- Opening Delimiter -

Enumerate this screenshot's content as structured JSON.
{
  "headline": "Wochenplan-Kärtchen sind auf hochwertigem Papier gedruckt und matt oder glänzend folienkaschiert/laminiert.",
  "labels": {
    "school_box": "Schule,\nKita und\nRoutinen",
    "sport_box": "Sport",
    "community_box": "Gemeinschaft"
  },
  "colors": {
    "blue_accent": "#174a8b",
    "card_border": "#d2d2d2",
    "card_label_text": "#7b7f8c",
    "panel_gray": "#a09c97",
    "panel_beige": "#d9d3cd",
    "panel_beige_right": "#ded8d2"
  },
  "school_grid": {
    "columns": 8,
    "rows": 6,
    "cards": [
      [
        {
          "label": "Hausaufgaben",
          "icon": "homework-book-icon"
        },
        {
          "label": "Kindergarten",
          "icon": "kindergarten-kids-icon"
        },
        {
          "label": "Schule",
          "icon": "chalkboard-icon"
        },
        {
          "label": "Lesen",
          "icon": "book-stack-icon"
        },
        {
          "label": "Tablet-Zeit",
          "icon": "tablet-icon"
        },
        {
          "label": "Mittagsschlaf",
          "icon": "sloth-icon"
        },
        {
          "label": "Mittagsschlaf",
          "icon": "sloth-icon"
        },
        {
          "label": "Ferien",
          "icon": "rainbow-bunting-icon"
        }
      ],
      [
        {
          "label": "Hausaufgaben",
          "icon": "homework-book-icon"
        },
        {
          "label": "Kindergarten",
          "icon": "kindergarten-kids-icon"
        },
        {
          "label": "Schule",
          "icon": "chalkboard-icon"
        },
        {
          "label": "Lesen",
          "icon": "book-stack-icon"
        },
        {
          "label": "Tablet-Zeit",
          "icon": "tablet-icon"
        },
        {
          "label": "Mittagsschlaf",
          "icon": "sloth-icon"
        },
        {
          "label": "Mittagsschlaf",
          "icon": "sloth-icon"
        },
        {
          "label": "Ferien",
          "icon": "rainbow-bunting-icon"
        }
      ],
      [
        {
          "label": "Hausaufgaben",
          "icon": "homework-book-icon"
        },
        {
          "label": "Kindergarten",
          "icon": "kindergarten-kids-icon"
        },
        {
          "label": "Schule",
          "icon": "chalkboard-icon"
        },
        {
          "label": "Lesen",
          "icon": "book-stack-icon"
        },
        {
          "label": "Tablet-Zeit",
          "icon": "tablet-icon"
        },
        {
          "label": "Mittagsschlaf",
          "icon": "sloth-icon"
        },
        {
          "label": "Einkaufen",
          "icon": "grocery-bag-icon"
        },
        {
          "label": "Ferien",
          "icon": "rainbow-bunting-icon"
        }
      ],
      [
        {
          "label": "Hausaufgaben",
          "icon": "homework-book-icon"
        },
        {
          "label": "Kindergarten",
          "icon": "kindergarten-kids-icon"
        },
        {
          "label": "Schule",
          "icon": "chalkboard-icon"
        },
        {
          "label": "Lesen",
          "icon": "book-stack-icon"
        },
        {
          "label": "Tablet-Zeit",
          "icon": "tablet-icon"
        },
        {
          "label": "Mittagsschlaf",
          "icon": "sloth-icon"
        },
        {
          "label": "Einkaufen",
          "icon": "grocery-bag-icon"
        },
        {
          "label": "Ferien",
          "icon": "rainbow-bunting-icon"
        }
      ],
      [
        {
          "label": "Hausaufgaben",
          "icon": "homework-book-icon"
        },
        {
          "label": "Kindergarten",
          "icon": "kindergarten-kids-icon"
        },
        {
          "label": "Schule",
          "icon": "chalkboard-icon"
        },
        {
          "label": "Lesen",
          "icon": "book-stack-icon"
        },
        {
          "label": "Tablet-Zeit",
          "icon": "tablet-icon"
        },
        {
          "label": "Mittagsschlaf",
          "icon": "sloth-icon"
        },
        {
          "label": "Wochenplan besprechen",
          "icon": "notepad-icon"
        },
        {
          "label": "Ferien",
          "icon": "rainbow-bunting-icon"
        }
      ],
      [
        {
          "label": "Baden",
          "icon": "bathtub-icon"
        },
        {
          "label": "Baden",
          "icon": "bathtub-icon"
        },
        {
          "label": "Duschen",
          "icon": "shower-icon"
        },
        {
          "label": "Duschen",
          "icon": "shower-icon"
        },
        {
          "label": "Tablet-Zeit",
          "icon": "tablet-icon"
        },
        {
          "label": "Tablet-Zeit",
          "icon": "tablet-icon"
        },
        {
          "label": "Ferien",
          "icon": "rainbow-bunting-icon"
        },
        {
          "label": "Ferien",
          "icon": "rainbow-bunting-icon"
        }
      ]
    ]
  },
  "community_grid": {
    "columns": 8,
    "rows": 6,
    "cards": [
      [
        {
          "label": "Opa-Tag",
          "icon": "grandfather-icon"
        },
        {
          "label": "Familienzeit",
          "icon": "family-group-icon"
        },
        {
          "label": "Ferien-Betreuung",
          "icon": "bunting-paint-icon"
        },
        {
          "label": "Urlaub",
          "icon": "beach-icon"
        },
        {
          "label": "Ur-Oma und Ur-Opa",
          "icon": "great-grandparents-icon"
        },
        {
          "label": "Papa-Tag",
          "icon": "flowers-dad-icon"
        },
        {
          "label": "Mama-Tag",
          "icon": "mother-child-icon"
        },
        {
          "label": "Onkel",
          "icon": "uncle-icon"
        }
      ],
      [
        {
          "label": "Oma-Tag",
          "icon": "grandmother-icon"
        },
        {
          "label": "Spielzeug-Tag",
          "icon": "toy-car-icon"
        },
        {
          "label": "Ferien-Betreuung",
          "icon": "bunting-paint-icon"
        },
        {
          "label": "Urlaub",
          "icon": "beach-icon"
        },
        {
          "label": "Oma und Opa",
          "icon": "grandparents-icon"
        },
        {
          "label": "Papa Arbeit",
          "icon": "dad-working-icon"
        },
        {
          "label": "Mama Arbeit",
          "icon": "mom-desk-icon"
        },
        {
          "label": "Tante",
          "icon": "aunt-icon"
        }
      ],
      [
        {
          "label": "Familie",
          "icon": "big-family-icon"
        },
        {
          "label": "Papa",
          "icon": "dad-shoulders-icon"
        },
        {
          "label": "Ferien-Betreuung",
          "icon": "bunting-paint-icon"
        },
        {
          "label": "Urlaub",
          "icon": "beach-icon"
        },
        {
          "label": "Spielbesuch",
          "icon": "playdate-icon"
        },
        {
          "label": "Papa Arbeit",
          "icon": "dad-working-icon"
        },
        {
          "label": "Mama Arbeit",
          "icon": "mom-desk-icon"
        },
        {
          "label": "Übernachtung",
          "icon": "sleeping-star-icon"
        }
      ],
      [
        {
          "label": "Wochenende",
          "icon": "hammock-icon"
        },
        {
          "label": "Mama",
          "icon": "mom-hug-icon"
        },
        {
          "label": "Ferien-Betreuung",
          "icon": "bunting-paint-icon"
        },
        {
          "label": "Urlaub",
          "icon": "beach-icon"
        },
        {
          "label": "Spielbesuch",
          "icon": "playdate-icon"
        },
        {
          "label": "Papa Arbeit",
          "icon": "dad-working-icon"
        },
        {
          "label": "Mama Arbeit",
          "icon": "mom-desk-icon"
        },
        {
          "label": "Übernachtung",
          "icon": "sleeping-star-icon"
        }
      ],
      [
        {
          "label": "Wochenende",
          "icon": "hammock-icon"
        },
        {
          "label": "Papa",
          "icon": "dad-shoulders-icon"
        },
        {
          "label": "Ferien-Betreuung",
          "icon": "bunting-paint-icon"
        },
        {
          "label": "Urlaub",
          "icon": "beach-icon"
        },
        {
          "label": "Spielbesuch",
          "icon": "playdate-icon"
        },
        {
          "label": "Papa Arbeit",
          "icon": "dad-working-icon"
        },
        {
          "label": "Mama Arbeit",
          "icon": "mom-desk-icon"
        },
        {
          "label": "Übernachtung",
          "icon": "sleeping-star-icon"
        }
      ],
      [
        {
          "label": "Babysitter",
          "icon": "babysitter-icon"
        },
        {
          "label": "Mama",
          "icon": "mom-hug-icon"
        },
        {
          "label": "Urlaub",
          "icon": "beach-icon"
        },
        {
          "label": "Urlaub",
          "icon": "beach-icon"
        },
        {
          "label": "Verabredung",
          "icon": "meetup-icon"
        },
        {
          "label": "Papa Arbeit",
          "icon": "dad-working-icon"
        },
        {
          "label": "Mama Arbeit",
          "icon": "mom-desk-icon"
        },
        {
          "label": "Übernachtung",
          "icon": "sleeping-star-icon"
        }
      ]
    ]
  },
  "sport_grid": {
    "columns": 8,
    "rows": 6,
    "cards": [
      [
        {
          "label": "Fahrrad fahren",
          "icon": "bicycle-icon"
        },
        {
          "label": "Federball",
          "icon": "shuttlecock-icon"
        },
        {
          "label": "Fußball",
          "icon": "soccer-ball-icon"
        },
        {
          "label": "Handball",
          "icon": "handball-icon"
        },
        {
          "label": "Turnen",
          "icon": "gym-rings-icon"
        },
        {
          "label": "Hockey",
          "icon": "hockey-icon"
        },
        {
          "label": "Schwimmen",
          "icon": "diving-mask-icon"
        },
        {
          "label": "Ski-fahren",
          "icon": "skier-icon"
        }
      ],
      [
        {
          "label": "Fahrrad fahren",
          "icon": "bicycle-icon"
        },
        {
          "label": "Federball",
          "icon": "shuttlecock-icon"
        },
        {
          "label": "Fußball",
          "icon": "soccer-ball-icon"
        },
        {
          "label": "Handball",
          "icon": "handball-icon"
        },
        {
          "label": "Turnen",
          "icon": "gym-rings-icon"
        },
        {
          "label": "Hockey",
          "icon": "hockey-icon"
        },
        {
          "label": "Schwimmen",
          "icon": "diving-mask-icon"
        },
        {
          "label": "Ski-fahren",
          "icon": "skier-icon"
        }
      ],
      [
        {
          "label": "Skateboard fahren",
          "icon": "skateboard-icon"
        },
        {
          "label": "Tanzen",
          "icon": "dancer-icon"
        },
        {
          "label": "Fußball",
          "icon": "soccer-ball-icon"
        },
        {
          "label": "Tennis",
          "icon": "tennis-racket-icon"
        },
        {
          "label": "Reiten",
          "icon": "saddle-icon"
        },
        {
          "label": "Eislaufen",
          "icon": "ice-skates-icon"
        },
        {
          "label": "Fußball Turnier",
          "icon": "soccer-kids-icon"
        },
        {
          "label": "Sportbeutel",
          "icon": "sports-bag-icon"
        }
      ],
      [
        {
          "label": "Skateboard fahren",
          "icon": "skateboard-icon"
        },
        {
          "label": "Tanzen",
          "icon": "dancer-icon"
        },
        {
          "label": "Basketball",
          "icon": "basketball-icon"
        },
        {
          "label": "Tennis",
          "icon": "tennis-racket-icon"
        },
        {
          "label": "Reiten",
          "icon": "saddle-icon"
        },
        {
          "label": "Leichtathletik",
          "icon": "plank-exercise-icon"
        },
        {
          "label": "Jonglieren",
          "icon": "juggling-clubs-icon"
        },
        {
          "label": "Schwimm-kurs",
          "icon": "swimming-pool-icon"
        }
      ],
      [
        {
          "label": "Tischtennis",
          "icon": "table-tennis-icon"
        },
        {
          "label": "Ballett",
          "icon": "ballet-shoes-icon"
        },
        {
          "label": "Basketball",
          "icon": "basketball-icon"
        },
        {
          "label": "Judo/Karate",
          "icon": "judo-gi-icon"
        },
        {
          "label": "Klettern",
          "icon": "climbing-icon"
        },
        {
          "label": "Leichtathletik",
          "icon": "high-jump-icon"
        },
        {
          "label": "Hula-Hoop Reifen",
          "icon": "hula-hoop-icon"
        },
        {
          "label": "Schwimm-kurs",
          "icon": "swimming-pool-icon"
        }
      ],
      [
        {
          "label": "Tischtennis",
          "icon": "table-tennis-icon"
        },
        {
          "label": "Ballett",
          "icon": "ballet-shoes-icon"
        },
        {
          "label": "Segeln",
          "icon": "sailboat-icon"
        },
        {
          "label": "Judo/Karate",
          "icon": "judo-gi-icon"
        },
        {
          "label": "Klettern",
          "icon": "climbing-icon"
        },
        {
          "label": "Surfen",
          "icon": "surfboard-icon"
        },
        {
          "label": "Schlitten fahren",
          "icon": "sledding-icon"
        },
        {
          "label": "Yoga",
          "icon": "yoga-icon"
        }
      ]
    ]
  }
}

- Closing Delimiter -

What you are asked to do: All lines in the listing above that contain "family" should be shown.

Exercise response:
          "icon": "family-group-icon"
          "icon": "big-family-icon"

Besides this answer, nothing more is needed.